    WASHINGTON - Human activity such as driving and powering air conditioners is responsible for up to 60 percent of changes contributing to dwindling water supplies in the arid and growing West, a new study finds.


    Those changes are likely to accelerate, says the study published Thursday in Science magazine, portending "a coming crisis in water supply for the western United States."

    The study is likely to add to urgent calls for action already coming from Western states competing for the precious resource to irrigate farms and quench the thirst of growing populations. Devastating wildfires, avalanches and drought have also underscored the need.

    Researchers led by climate expert Tim P. Barnett at the Scripps Institution of Oceanography at the University of California, San Diego, studied climate changes in the West between 1950-1999. They noted that winter precipitation falls increasingly as rain rather than snow, snow melts faster, river flows decrease in summer months, and overall warming is exacerbating dry summer conditions.

    The researchers used statistical modeling to compare climate changes that would have happened with natural fluctuations over time, to climate changes with the addition of human-caused greenhouse gases and other emissions from vehicles, power plants and other sources.

    They found that most changes in river flow, temperature and snow pack between 1950 and 1999 can be attributed to human activities, such as driving, that release emissions including carbon dioxide and other greenhouse gases into the atmosphere.

    The changes they observed differed significantly from trends that could be attributed to natural fluctuations between wet and dry periods over time, they said.

    "The climate's changing in the West.

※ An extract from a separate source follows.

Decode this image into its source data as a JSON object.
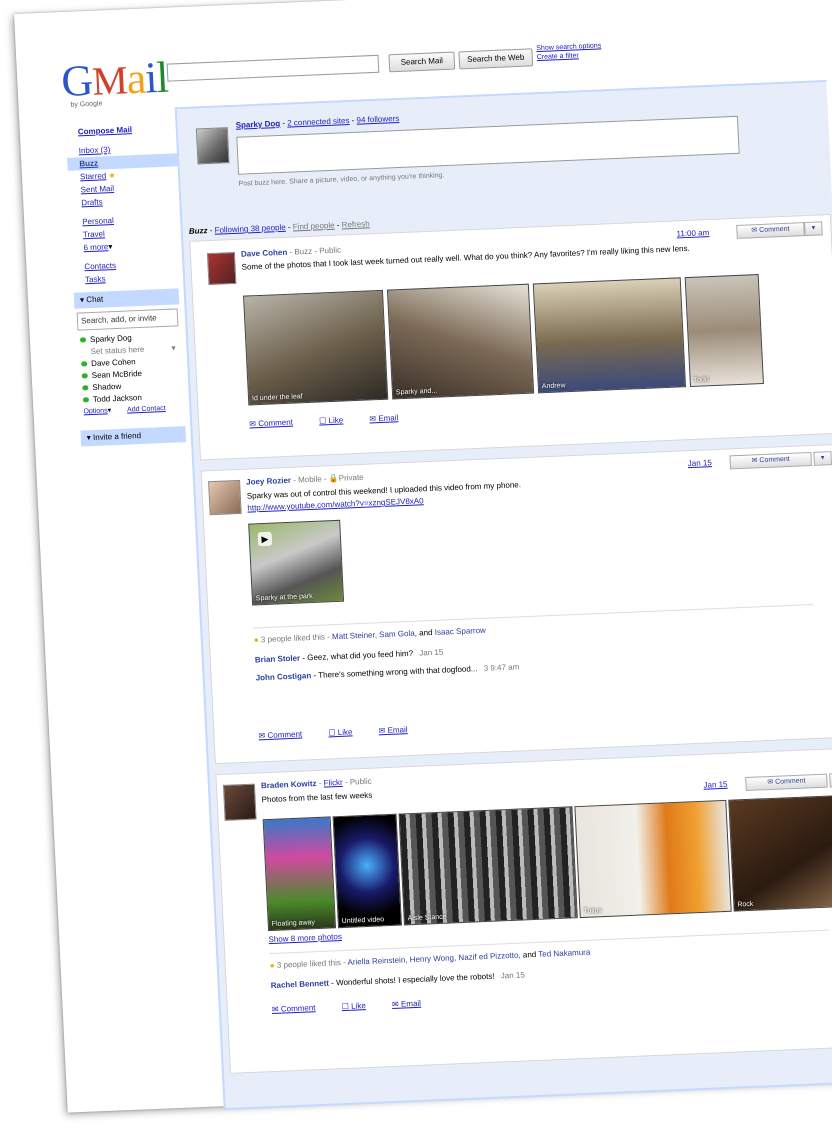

We've known that. The question is why, and no one's really addressed that," Barnett said in an interview. According to his study, "The answer is it is us."

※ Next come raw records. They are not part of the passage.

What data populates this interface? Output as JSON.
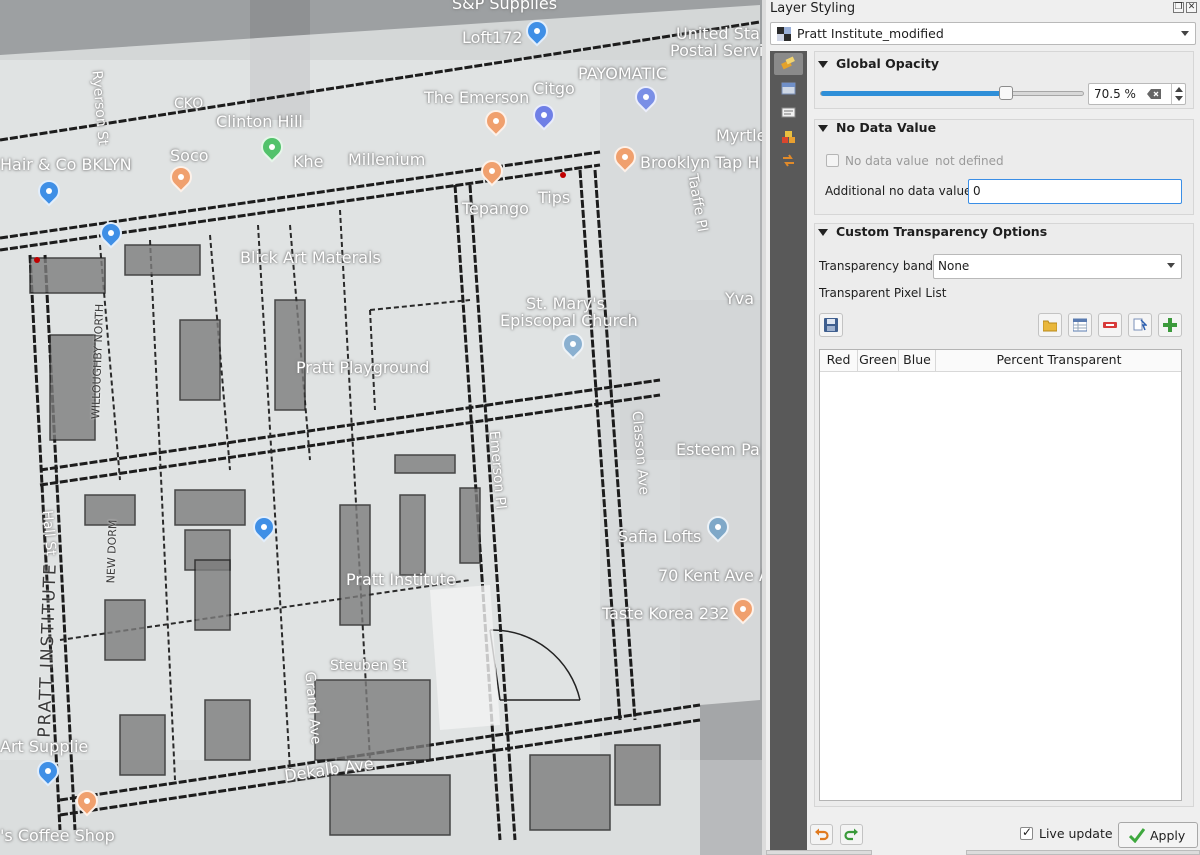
{
  "map": {
    "labels": [
      "S&P Supplies",
      "Loft172",
      "United Sta",
      "Postal Servi",
      "PAYOMATIC",
      "CKO",
      "The Emerson",
      "Citgo",
      "Myrtle",
      "Clinton Hill",
      "Hair & Co BKLYN",
      "Soco",
      "Khe",
      "Millenium",
      "Brooklyn Tap H",
      "Tips",
      "Tepango",
      "Blick Art Materals",
      "St. Mary's",
      "Episcopal Church",
      "Pratt Playground",
      "Esteem Pa",
      "Pratt Institute",
      "Safia Lofts",
      "70 Kent Ave A",
      "Taste Korea 232",
      "Steuben St",
      "Dekalb Ave",
      "Art Supplie",
      "'s Coffee Shop",
      "Yva",
      "Taaffe Pl",
      "Ryerson St",
      "Hall St",
      "Emerson Pl",
      "Classon Ave",
      "Grand Ave",
      "WILLOUGHBY NORTH",
      "PRATT INSTITUTE",
      "NEW DORM"
    ]
  },
  "panel": {
    "title": "Layer Styling",
    "float_icon": "float-icon",
    "close_icon": "close-icon",
    "layer": "Pratt Institute_modified",
    "tools": [
      "symbology-icon",
      "transparency-icon",
      "labels-icon",
      "rendering-icon",
      "history-icon"
    ],
    "global_opacity": {
      "title": "Global Opacity",
      "value": 70.5,
      "display": "70.5 %"
    },
    "no_data": {
      "title": "No Data Value",
      "checkbox_label": "No data value",
      "checkbox_value": "not defined",
      "additional_label": "Additional no data value",
      "additional_value": "0"
    },
    "custom_transparency": {
      "title": "Custom Transparency Options",
      "band_label": "Transparency band",
      "band_value": "None",
      "pixel_list_label": "Transparent Pixel List",
      "table_headers": [
        "Red",
        "Green",
        "Blue",
        "Percent Transparent"
      ],
      "rows": []
    },
    "footer": {
      "live_update_label": "Live update",
      "live_update_checked": true,
      "apply_label": "Apply"
    }
  }
}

    "The picture painted is quite grim so it's time to collectively sit down and get our act together," Barnett added, suggesting the need for conservation, more water storage, and a slowdown on development in the desert Southwest.

    "The building is just going crazy, so it would be a pretty good idea to put a curb on that unless they can figure out how to get more water," he said.

    The study also included researchers from Lawrence Livermore National Laboratory, the University of Washington, Seattle, and the National Institute for Environmental Studies in Japan.

    "Our results are not good news for those living in the western United States," they conclude. The research "foretells of water shortages, lack of storage capability to meet seasonally changing river flow, transfers of water from agricultural to urban uses and other critical impacts."

  2. This is so idiotic. The amount of "greenhouse" gas contributed by those acitvities is miniscule compared to those produced by china and India or by volcanoes. And are they really arguing that global warming is now a regional phenomenon that can be controlled by regional efforts?
  3. LT701


    notice no mention of immigration in the article? like that's not an issue here?

    oh wait, immigration can only be mentioned with the following key phrases present 'we're a nation of immigrants' 'immigrants enrich us with their diversity' 'hard working immigrants'

    mentioning immigration in an article where immigration causes problems is BANNED

    jeez, Pravda was probably more subtle in it's censorship
  4. Turok


    Unless you show me where in the article they are arguing the above, I'll have to answer you with a resounding "NO" and call you on a blatent strawman (or a really dumb question).

    They're point appears to be that man has caused (or greatly contributed to) the warming which has left the South West with less water. More people in SW + less water in SW = need for conservation in SW, more storage in SW, less development in SW and yes, a global change in habits.

    I'm not arguing whether they're right or wrong, just that that's their point.

  5. Turok


    >jeez, Pravda was probably more subtle in it's censorship

    I'll bet that the article was printed just as it was freely written -- no censorship involved.

    Without the development of the SW, there would be need for the supporting illegal/legal immigrants. Remove the gringo and the immigrant goes away. I'm not suggesting that as a solution, just pointing out the REAL source of the problem -- the original development.

    I'm a residential developer here in the SW. Can't believe people are still moving here and buying my houses. Don't know where the water is going to come from -- we already have to drill 800 ft deep to get the stuff and it's going down fast.

    It's gotta end sometime, just not sure when.

  6. maxpi


    I lived in a region in California that went from sparsely populated to densely populated over 5 decades. The humidity went up from poeople watering their lawns, that is the climate change you could notice... We built enough infrastructure for the legal citizens, now there are millions of fricking Mexicans leeching off our supplies, who cares if the water runs out? Why care about anything if a bunch of leechy bastards are just waiting to screw it up?
  7. Turok


    First, I consider illegal immigrants criminals, by definition, period.

    In my area of California (Mojave desert), they're not "leeching", they're digging ditches, building houses, mowing grass, trimming trees, cleaning houses, baling hay, etc. The hispanic culture I see out here is one of the hardest working I've encountered.

    If they're here legally, my hat's off to them -- they have a wonderful work ethic by overwhelming margin.